Recorded information
-=-=-=-=-

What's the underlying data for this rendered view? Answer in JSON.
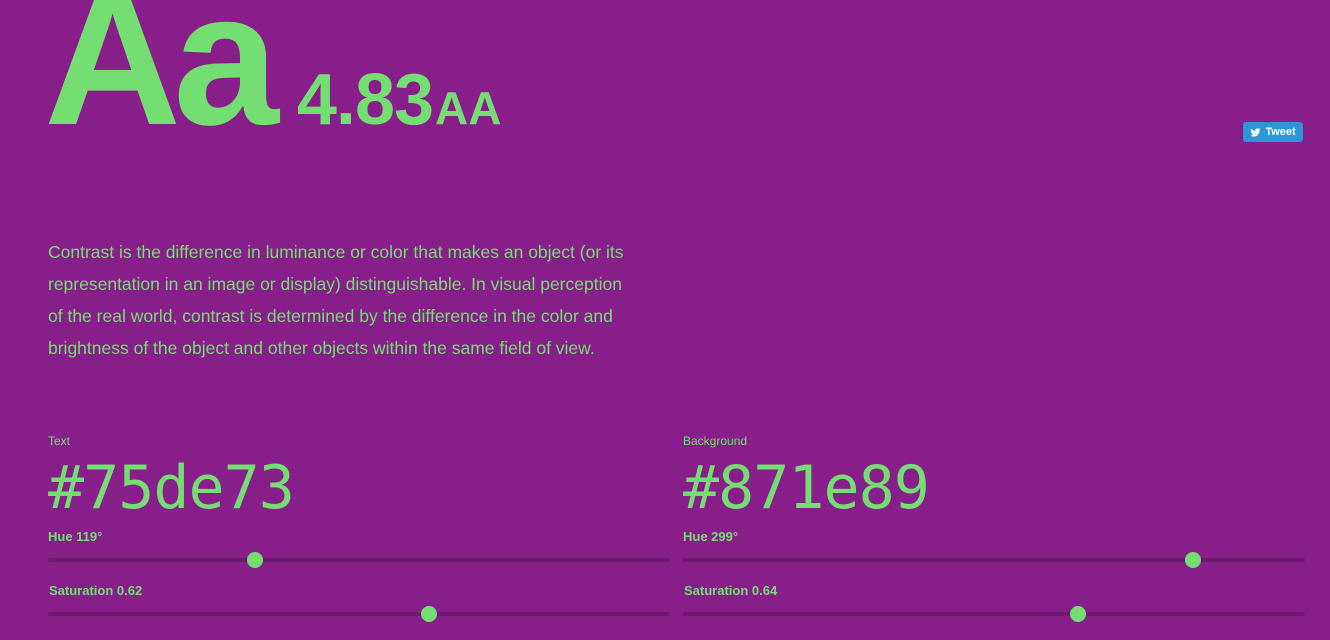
{
  "colors": {
    "text": "#75de73",
    "background": "#871e89",
    "tweet": "#2b96d8"
  },
  "hero": {
    "sample": "Aa",
    "ratio": "4.83",
    "level": "AA"
  },
  "tweet": {
    "label": "Tweet",
    "icon": "twitter-bird-icon"
  },
  "description": "Contrast is the difference in luminance or color that makes an object (or its representation in an image or display) distinguishable. In visual perception of the real world, contrast is determined by the difference in the color and brightness of the object and other objects within the same field of view.",
  "text_color": {
    "label": "Text",
    "hex": "#75de73",
    "hue_label": "Hue 119°",
    "hue": 119,
    "saturation_label": "Saturation 0.62",
    "saturation": 0.62
  },
  "background_color": {
    "label": "Background",
    "hex": "#871e89",
    "hue_label": "Hue 299°",
    "hue": 299,
    "saturation_label": "Saturation 0.64",
    "saturation": 0.64
  }
}
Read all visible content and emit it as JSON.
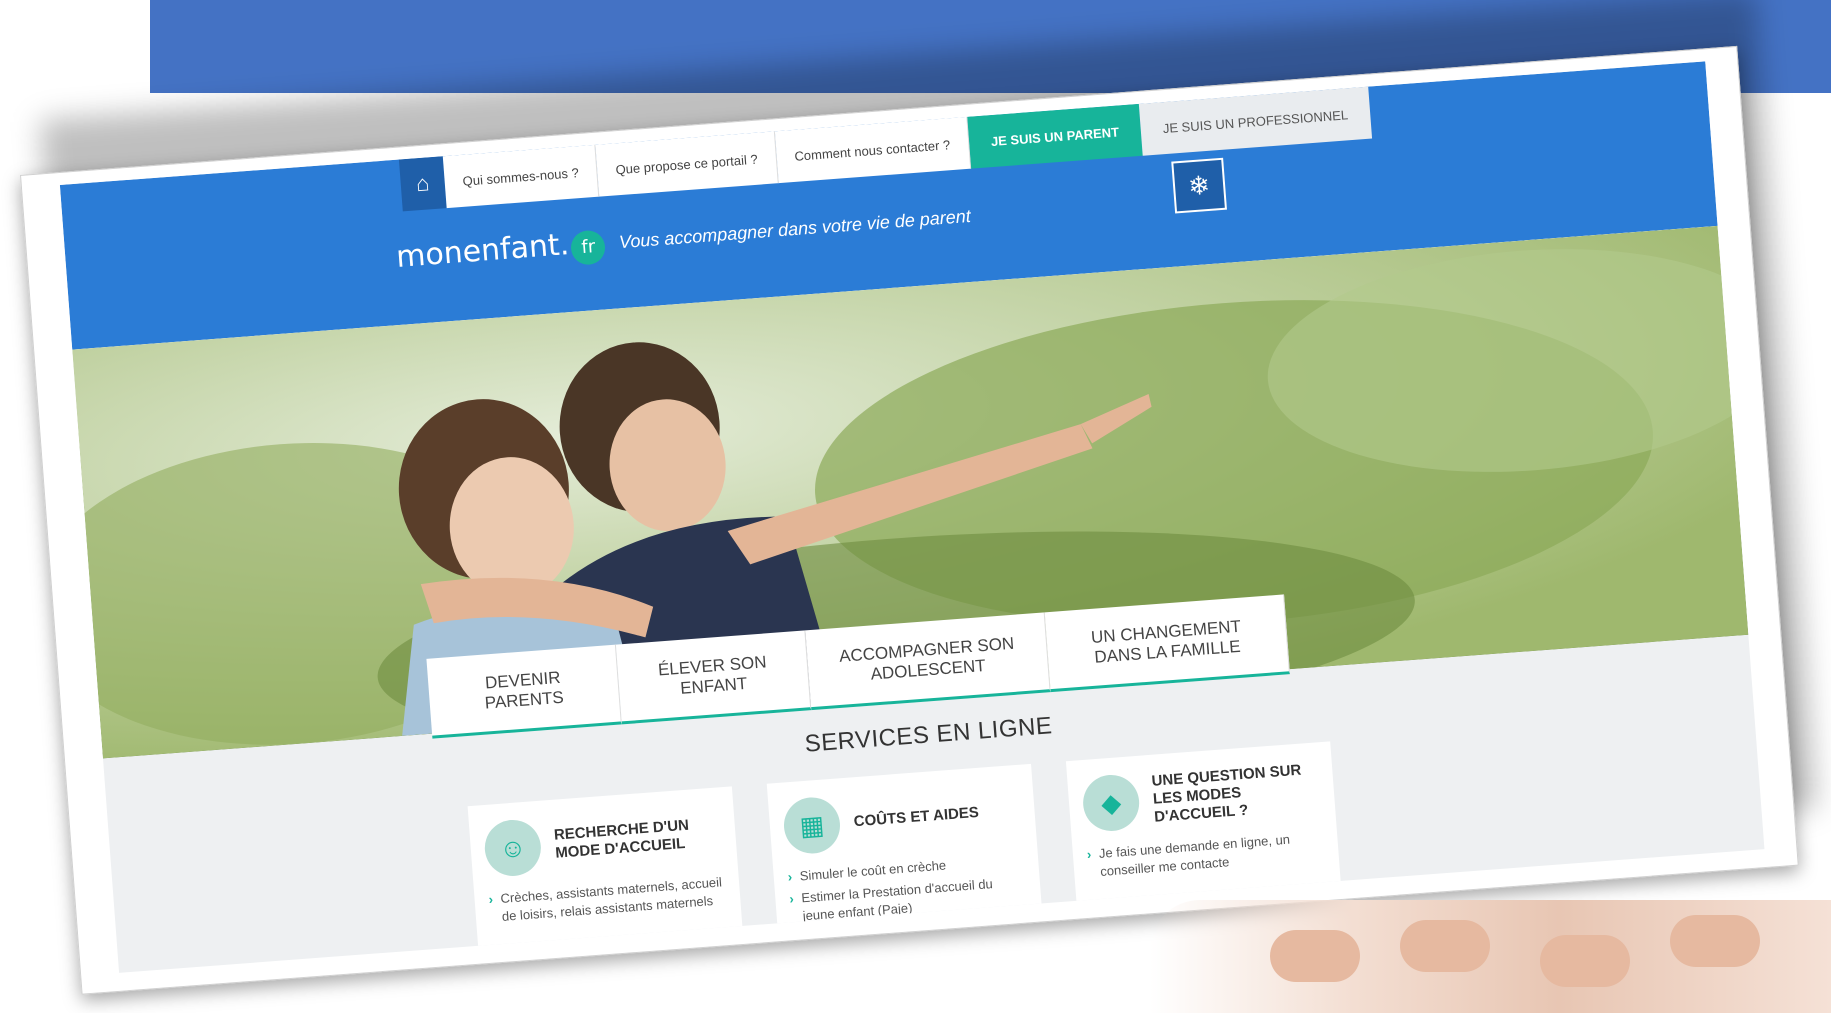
{
  "colors": {
    "slide_band": "#4472c4",
    "header_blue": "#2b7cd6",
    "accent_teal": "#17b49a"
  },
  "topnav": {
    "home_icon": "home-icon",
    "links": [
      "Qui sommes-nous ?",
      "Que propose ce portail ?",
      "Comment nous contacter ?"
    ],
    "parent_label": "JE SUIS UN PARENT",
    "pro_label": "JE SUIS UN PROFESSIONNEL"
  },
  "header": {
    "logo": "monenfant.",
    "logo_suffix": "fr",
    "tagline": "Vous accompagner dans votre vie de parent"
  },
  "tabs": [
    "DEVENIR PARENTS",
    "ÉLEVER SON ENFANT",
    "ACCOMPAGNER SON ADOLESCENT",
    "UN CHANGEMENT DANS LA FAMILLE"
  ],
  "services": {
    "title": "SERVICES EN LIGNE",
    "cards": [
      {
        "title": "RECHERCHE D'UN MODE D'ACCUEIL",
        "icon": "mother-child-icon",
        "items": [
          "Crèches, assistants maternels, accueil de loisirs, relais assistants maternels"
        ]
      },
      {
        "title": "COÛTS ET AIDES",
        "icon": "calculator-icon",
        "items": [
          "Simuler le coût en crèche",
          "Estimer la Prestation d'accueil du jeune enfant (Paje)"
        ]
      },
      {
        "title": "UNE QUESTION SUR LES MODES D'ACCUEIL ?",
        "icon": "france-map-icon",
        "items": [
          "Je fais une demande en ligne, un conseiller me contacte"
        ]
      }
    ]
  }
}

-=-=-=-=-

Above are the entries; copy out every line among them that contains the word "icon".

    "icon": "twitter-bird-icon"
    "home_icon": "home-icon",
        "icon": "mother-child-icon",
        "icon": "calculator-icon",
        "icon": "france-map-icon",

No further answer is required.